Each time I begin a new medium or a new way of working, it takes me months to figure it out, to see where I'm headed with it. When I started painting on parchment rather than gessoed panel I had to decide on the format and whether or not to stretch; when I decided to stretch the parchment over a panel, how would I mount it? And that's the technical stuff; at the same time I was adjusting image and scale. And I'm still changing. So, it's not surprising that learning relief printmaking would take some time. The Red and The Black is my fourth print (see the first three here), one that's a little more ambitious with the use of 2 colors, but one that gave me enough technical trouble that I only got 3 decent prints in the edition. I've been using Daniel Smith's water soluble relief printing inks, which are very easy to clean, stay wet a long time since they are oil based, and have very rich colors. But with this print, I had trouble with the black ink, which seemed to be very tacky and dry. Because I'm such a novice, I don't know if it was me or the ink. I'm sure I'll find out in time. I used a brush for the red ink because I had only one small brayer (I ordered more). If you click on the image you'll see the unevenness of the ink surface, so I must do better.

Kazimir Malevich, Painterly Realism: Boy with Knapsack––Color Masses in the Fourth Dimension, 1915; oil on canvas, 28 x 17 1/2 in. 

The idea for using red and black on white paper (the paper is Sekishu natural) came from Russian Constructivism, or in the case of the Malevich above, Suprematism, with the use of bold, simple shapes.  

Ghost Square, ed. 5; 16 x 16 in., image size 8 x 8 in. 

When I pulled Ghost Square, I began to feel as though I was finally getting a sense of how much water to add to the ink to make it a good consistency for rolling on the cardboard plate. Here I mixed a dark red because I wanted a strong color for the dark tan paper, Akatosashi, which is a gorgeous paper. The color gives the print something of a solemn feel. I'm also getting better at centering the block so the paper isn't crooked, and at keeping stray splotches of ink from marring the print. 

Ghost Square, different orientation

The study I did for Ghost Square had the two squares in this placement at lower right, but then I thought I liked the image better with them at upper left, as above.

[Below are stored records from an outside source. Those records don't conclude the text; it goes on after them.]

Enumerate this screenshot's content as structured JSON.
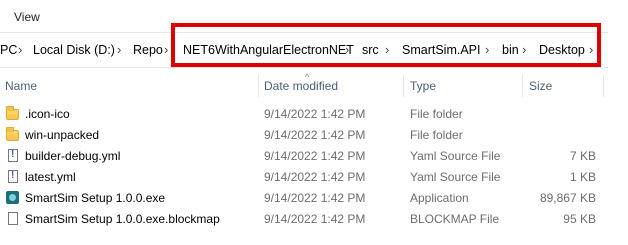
{
  "ribbon": {
    "view_tab": "View"
  },
  "addressbar": {
    "crumbs": [
      "PC",
      "Local Disk (D:)",
      "Repo",
      "NET6WithAngularElectronNET",
      "src",
      "SmartSim.API",
      "bin",
      "Desktop"
    ],
    "separator": "›"
  },
  "columns": {
    "name": "Name",
    "date": "Date modified",
    "type": "Type",
    "size": "Size"
  },
  "files": [
    {
      "name": ".icon-ico",
      "date": "9/14/2022 1:42 PM",
      "type": "File folder",
      "size": "",
      "icon": "folder-icon"
    },
    {
      "name": "win-unpacked",
      "date": "9/14/2022 1:42 PM",
      "type": "File folder",
      "size": "",
      "icon": "folder-icon"
    },
    {
      "name": "builder-debug.yml",
      "date": "9/14/2022 1:42 PM",
      "type": "Yaml Source File",
      "size": "7 KB",
      "icon": "yaml-file-icon"
    },
    {
      "name": "latest.yml",
      "date": "9/14/2022 1:42 PM",
      "type": "Yaml Source File",
      "size": "1 KB",
      "icon": "yaml-file-icon"
    },
    {
      "name": "SmartSim Setup 1.0.0.exe",
      "date": "9/14/2022 1:42 PM",
      "type": "Application",
      "size": "89,867 KB",
      "icon": "application-icon"
    },
    {
      "name": "SmartSim Setup 1.0.0.exe.blockmap",
      "date": "9/14/2022 1:42 PM",
      "type": "BLOCKMAP File",
      "size": "95 KB",
      "icon": "blank-file-icon"
    }
  ]
}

Now I'm not sure. A main reason I use even borders around the image is so that it can be hung any way. With The Red and The Black there's really only one way it looks good, but this one works differently. Do you have a favorite of the two?

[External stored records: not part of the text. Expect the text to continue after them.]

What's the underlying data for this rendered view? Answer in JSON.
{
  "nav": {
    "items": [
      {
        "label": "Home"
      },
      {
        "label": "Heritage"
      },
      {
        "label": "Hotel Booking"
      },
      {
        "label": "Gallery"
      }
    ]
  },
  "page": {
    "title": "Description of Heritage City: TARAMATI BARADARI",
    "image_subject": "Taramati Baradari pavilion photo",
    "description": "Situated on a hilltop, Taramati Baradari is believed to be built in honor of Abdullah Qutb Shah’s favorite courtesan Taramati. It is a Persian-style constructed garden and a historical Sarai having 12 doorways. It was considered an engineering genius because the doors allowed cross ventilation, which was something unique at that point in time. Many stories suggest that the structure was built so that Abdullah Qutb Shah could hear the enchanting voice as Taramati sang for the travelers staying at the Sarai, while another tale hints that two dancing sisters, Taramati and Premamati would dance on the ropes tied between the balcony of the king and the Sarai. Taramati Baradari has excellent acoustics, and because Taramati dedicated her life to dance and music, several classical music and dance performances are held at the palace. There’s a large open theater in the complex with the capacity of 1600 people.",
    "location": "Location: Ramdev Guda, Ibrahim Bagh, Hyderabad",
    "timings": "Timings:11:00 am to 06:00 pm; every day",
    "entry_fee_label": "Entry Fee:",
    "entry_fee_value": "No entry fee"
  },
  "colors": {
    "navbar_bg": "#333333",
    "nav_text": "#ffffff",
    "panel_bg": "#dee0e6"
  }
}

Another thing I've discovered is that this triple thick cardboard, some of which I had lying around in the studio, is great to use for printing. It is stiff and sturdy so the corrugations hold up well to inking and to the rubbing of the brayer. It has two different widths of corrugation, so I can choose which to use. I've cut plates for my next project from ordinary cardboard, but from now on, I'll be using this for any new plates. It's nice to feel that I'm making progress technically, now let's see what images I can come up with.

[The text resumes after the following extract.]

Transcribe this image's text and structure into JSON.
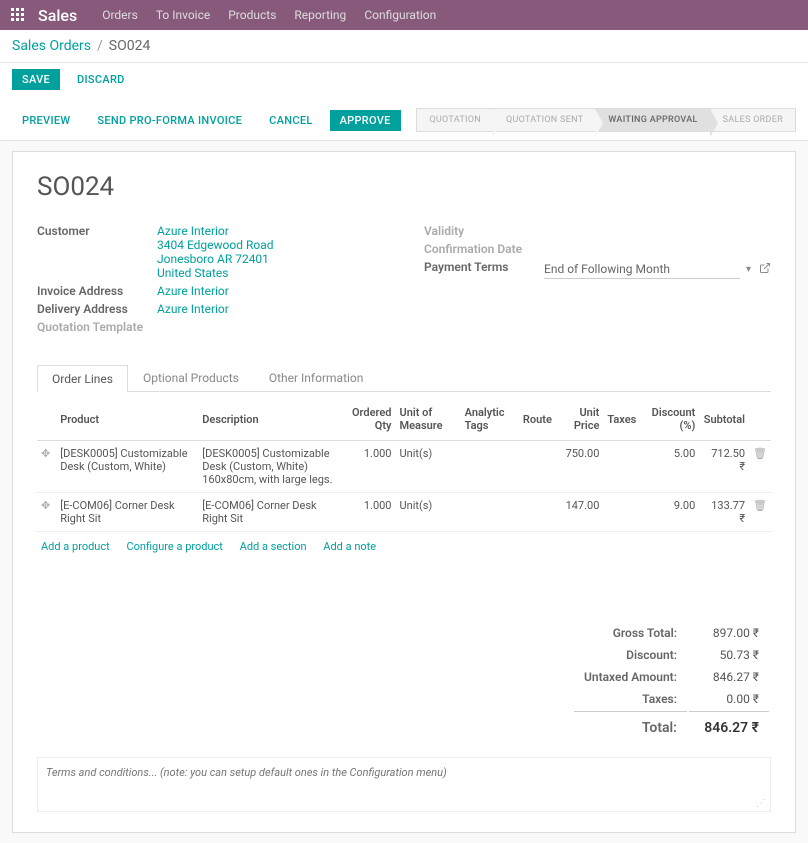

  1. Like The "Red and The Black" very much, and the first "Ghost Square"

  2. Replies
    1. Thanks, Donna Maria. And that's a vote for the first version of Ghost Square. I'm a big Malevich fan too, except for his later figurative work.

    2. Yes, the image with black square in upper left is more exciting because it defies gravity. Thanks.

  3. I like the first "Ghost Square" too -- the square in the upper left feels like it's suspended, and for me that adds more energy or tension to it. Beautiful work.

  4. Thanks, Marcia and Julie. And it seems the first version has all the votes.

  5. Aren't these problems the best kind to have? I lean towards the first "Ghost Square," which seems to pop spatially a bit more than the other one to my eyes. It's generous of you to share your musings about the development of your work - a pleasure to read and look.

    1. Thanks for the comment, Sky. Yes, these are enjoyable problems, and it's also pleasurable to share my thoughts: I learn a lot through the writing process and from feedback.

  6. Nicely done, Altoon. I, too, like Ghost Square with the square in the upper corner. It seems to have more life. I also appreciate the way you share your work: being open about the mistakes and successes of the learning process.